What is a reasonable adjustment?

Reasonable adjustments are always going to be fact specific, we can't make generalisations or assumptions. In terms of examples, it may equipment that helps an individual but it can be also be things like adjusting somebody's hours and not making an assumption that they can work in a long hours culture. It might be about reducing somebody's workload where that actual workload is creating a disadvantage. These are all reasonable adjustment examples.

It could also be a situation where somebody is absent, and even disability related absence doesn't necessarily have to be discounted, but it is not very clear from the reasonable adjustments case law where you actually draw the line. There is also an issue about considering whether or not protecting pay may actually be a reasonable adjustment in itself, not in every case, but in some cases that may be appropriate.

What other ways are there for employers to support employees with disabilities?

There are a wide range of ways in which employers can support an employee with a disability in the workplace. Ideally the first would be around involving HR to consider recruitment initiatives so you can take steps to identify the talent pool that is out there from which you can seek to choose people with disabilities and bring them into the workplace at your organisation.

It could also be around training line managers and if managers lack confidence and knowledge, then HR has a really important part to play in helping them understand and deal with individuals with a disability.

There are also things like occupational health instructions, making sure that the right questions are being asked and ensuring that follow up questions are being addressed, as well as tracking adjustments to make sure that there is a paper trail in place. There are many examples in the reasonable adjustments case law in this area that clearly show that if employers had had a paper trail in place then some of the issues that had arisen in those cases would never have arisen.

Employers may also want to consider things like passport arrangements which is a portable document they can use so they do not need to explain their condition and their particular adjustments, for example when moving around the organisation.

HR can provide great support in helping employees use the Access to Work scheme.
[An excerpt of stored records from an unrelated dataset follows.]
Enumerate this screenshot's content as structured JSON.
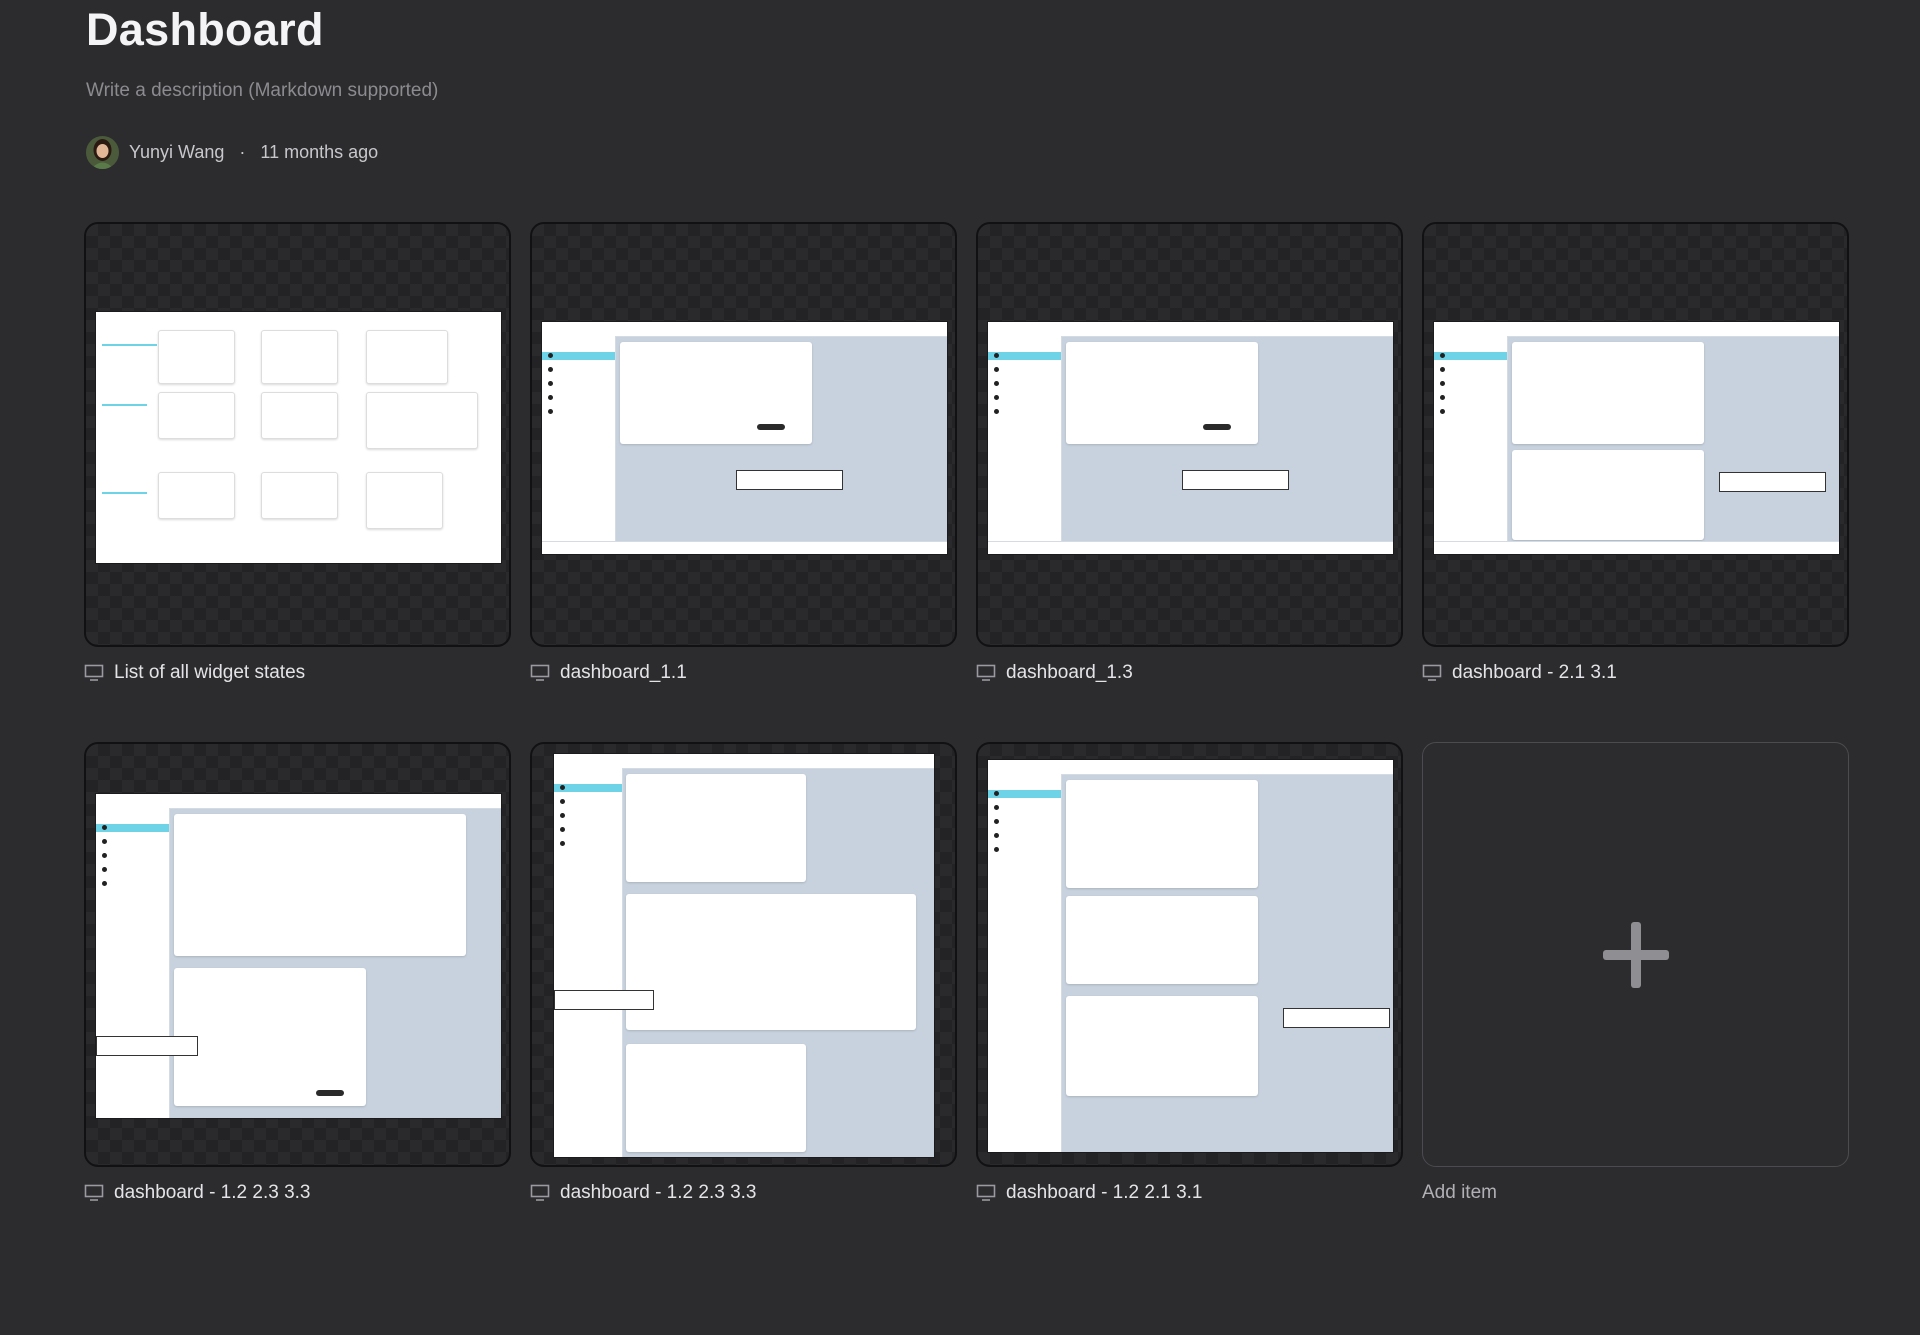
{
  "page": {
    "title": "Dashboard",
    "description_placeholder": "Write a description (Markdown supported)",
    "author": "Yunyi Wang",
    "timestamp": "11 months ago",
    "meta_sep": " · "
  },
  "items": [
    {
      "label": "List of all widget states",
      "icon": "monitor-icon"
    },
    {
      "label": "dashboard_1.1",
      "icon": "monitor-icon"
    },
    {
      "label": "dashboard_1.3",
      "icon": "monitor-icon"
    },
    {
      "label": "dashboard - 2.1 3.1",
      "icon": "monitor-icon"
    },
    {
      "label": "dashboard - 1.2 2.3 3.3",
      "icon": "monitor-icon"
    },
    {
      "label": "dashboard - 1.2 2.3 3.3",
      "icon": "monitor-icon"
    },
    {
      "label": "dashboard - 1.2 2.1 3.1",
      "icon": "monitor-icon"
    }
  ],
  "add_item": {
    "label": "Add item",
    "icon": "plus-icon"
  },
  "colors": {
    "background": "#2c2c2e",
    "accent_cyan": "#6fd3e8",
    "thumb_bg": "#c7d2de"
  }
}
While this needs to be accessed directly by the employee, the employer can provide support in this process. They can also identify how they might support the employee when it comes to implementing adjustments in terms of practical support, for example a workplace buddy, which can be really helpful to the employee. It is worth highlighting that Access to Work is described as the Government's best kept secret. From April 2019, there will be an increase in the annual grant rising from £57,200 to £59,200. There is support out there and that can range from support for equipment, and support workers to payment for taxis when somebody cannot use public transport.

There will be other things that employers might wish to consider to help reach the Government's objective to get 4.5 million disabled people into the workplace by 2027, such as breaking down the barriers in the workplace, breaking down stigma, setting up networks so people can talk to one another and setting up networks so that you can tap into the knowledge and experience from other organisations within a particular sector. Finally, employers should really consider becoming a Disability Confident Employer.

There are lots of practical suggestions that are pro-active, simple and quite cheap to encourage solutions.

If you would like to discuss any issues relating to disability in the workplace or reasonable adjustments please do feel free to contact Anna Fletcher.


NOT LEGAL ADVICE. Information made available on this website in any form is for information purposes only. It is not, and should not be taken as, legal advice. You should not rely on, or take or fail to take any action based upon this information. Never disregard professional legal advice or delay in seeking legal advice because of something you have read on this website. Gowling WLG professionals will be pleased to discuss resolutions to specific legal concerns you may have.